So Europe doesn’t have the willingness to truly support banks, and now that it is obvious, it is hard to see a dramatic improvement in the economies, which is needed to support valuations here.
The Window on OMT is Closing
OMT was a stretch. Draghi looked for loopholes and seemed to have found them. Merkel could pretend to be surprised and the Bundesbank could complain, but in the end they could shrug their shoulders and say that the ECB was acting “independently” as it should.
I have argued repeatedly, that Draghi is desperate to get pregnant. He wants to start OMT NOW!!!! He knows he stretched the mandate. He knew some countries (Finland) and some National Central Banks (Bundesbank) would be opposed from the start. He knows that in each and every country within Europe there is growing disagreement over the direction that the EU and ECB have been going. He knows that while the ESM was only be challenged in the German courts, there is risk of other challenges.
He wanted to launch a program, buy bonds, “get pregnant” so that he could continue to grow the balance sheet to the point that the dissenters would get more scared of losses from existing positions than of growing the positions. That has been a key element of all European policies. They have been “slippery slope” policies, where once they started on small or even temporary policies, the fear of being exposed as having been wrong, has lead them to expand their policies.
Draghi needs that on OMT. Every day that goes by, increases the risk that the deal is challenged.
I also strongly believe that the IMF could have made the terms of OMT relatively favorable for Spain and Italy. They could have gone along the lines of the “Fiscal Compact” which both countries have already agreed to. That would have caused some screams in German and even Greece, but they probably could have pushed it through in the confusion.
But now opposition has had time to organize. If the ECB’s plan is really within its mandate (and growing risk of investigations into that), then the other way to stop it, is to make terms harsh, with regular check-ups.
The ability to sneak through an agreement with few obligations on the part of Spain or Italy, and relatively few ongoing checks and balances is diminishing. There will now be strong opposition to this, and that opposition has recovered from the initial shock when they could possibly have been railroaded.
Finally, Mme Lagarde’s latest attempt to become involved in the money throwing party is unlikely to give anyone, including the U.S., a sense that she is performing her duties in an unbiased way. She is rapidly losing trust, as more people see her going out of her way to support her beloved Europe without representing her constituents (U.S., China, Japan, etc.). She seems left out as not being in the top 5 most important people in the world (along with fellow unelected bankers Ben and Mario).
So there is growing distrust of the IMF, at least outside of Europe, and even within Europe, reports that some countries are unhappy with their policies and monitoring in existing recipient countries.
On the other side, you have Rajoy.

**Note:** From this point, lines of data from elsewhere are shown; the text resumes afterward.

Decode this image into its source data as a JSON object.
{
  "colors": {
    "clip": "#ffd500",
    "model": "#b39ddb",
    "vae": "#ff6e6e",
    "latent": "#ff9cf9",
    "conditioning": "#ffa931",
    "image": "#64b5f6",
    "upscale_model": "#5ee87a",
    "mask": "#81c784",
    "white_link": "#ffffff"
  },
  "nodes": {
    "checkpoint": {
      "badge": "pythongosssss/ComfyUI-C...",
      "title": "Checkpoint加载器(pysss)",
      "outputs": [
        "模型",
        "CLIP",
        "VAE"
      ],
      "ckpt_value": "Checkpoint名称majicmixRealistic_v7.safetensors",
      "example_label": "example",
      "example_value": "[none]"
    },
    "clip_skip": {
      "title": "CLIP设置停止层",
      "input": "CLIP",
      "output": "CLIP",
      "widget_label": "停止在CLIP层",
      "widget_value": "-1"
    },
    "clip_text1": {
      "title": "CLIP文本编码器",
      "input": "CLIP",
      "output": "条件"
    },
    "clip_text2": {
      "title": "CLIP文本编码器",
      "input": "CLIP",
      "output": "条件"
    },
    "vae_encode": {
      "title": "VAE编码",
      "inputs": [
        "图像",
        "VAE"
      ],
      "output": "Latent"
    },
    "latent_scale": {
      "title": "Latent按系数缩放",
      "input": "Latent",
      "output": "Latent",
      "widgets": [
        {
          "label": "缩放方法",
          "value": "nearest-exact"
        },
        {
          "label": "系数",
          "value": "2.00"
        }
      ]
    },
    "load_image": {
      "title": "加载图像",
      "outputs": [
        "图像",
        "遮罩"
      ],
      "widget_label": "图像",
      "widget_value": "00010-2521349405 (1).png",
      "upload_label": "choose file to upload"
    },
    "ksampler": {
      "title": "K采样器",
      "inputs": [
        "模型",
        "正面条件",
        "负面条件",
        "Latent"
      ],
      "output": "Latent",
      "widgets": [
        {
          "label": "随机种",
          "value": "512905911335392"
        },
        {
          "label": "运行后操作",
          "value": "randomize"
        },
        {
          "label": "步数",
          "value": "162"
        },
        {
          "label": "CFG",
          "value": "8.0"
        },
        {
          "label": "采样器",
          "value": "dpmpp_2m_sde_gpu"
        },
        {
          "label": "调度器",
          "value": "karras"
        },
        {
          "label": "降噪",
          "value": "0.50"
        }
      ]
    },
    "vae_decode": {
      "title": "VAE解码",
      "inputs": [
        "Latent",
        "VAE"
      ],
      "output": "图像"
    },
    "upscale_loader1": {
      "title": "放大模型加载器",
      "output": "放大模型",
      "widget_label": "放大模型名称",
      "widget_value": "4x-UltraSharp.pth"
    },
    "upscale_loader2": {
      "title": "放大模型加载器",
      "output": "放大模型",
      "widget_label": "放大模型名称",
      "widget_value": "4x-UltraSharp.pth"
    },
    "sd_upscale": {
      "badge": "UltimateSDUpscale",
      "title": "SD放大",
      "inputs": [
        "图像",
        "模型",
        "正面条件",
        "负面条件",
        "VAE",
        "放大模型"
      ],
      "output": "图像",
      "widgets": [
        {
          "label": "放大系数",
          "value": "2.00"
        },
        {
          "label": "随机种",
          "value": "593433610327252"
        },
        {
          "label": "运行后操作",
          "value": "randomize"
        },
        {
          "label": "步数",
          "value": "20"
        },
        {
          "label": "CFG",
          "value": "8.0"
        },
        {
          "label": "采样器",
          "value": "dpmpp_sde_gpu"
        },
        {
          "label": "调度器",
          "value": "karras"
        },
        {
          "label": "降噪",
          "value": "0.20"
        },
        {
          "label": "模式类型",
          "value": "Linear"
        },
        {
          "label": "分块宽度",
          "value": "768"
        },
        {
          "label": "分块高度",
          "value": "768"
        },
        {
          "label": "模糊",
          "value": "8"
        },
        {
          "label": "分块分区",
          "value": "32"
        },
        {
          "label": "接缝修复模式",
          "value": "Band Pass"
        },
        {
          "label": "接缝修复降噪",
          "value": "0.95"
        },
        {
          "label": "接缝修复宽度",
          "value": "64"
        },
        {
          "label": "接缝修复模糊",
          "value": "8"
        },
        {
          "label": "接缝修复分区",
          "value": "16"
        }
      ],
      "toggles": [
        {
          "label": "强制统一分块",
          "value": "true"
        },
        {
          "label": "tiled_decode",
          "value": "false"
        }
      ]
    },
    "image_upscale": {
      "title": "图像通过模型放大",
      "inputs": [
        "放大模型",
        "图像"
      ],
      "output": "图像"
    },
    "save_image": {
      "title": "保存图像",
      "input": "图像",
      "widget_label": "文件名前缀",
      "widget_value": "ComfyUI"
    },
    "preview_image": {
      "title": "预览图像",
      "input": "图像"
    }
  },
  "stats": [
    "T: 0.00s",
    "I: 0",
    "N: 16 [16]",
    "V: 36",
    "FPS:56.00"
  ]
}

Enough said. If you are a bear, he is your best friend.
So something may get cobbled together, but I think the opportunity for a less onerous plan is long gone. We will now see something with conditions that the market doesn’t believe will be met, coupled with regular check-ups that would terminate the plan when those conditions aren’t met. More muddling along, which neither the market, nor the economy will react positively to.